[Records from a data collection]
---

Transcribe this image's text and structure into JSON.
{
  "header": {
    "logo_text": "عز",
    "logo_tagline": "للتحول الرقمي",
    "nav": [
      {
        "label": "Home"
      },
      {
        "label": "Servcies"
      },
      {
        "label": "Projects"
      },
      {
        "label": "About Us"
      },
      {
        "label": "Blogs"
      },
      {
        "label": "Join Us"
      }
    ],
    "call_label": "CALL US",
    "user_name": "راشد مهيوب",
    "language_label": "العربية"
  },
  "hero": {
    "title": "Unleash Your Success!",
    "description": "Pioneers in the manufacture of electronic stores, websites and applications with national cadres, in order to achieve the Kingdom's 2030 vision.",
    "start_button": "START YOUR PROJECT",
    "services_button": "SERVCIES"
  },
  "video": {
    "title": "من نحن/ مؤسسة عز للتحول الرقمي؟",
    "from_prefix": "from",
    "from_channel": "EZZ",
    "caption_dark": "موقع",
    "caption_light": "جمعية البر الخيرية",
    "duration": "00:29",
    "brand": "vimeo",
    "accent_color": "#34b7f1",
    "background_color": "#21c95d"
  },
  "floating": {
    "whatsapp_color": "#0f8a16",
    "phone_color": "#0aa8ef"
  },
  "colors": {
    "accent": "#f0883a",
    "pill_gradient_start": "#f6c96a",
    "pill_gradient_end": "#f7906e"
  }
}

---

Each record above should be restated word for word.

Transcribe this image's text and structure into JSON.
{
  "header": {
    "logo_text": "عز",
    "logo_tagline": "للتحول الرقمي",
    "nav": [
      {
        "label": "Home"
      },
      {
        "label": "Servcies"
      },
      {
        "label": "Projects"
      },
      {
        "label": "About Us"
      },
      {
        "label": "Blogs"
      },
      {
        "label": "Join Us"
      }
    ],
    "call_label": "CALL US",
    "user_name": "راشد مهيوب",
    "language_label": "العربية"
  },
  "hero": {
    "title": "Unleash Your Success!",
    "description": "Pioneers in the manufacture of electronic stores, websites and applications with national cadres, in order to achieve the Kingdom's 2030 vision.",
    "start_button": "START YOUR PROJECT",
    "services_button": "SERVCIES"
  },
  "video": {
    "title": "من نحن/ مؤسسة عز للتحول الرقمي؟",
    "from_prefix": "from",
    "from_channel": "EZZ",
    "caption_dark": "موقع",
    "caption_light": "جمعية البر الخيرية",
    "duration": "00:29",
    "brand": "vimeo",
    "accent_color": "#34b7f1",
    "background_color": "#21c95d"
  },
  "floating": {
    "whatsapp_color": "#0f8a16",
    "phone_color": "#0aa8ef"
  },
  "colors": {
    "accent": "#f0883a",
    "pill_gradient_start": "#f6c96a",
    "pill_gradient_end": "#f7906e"
  }
}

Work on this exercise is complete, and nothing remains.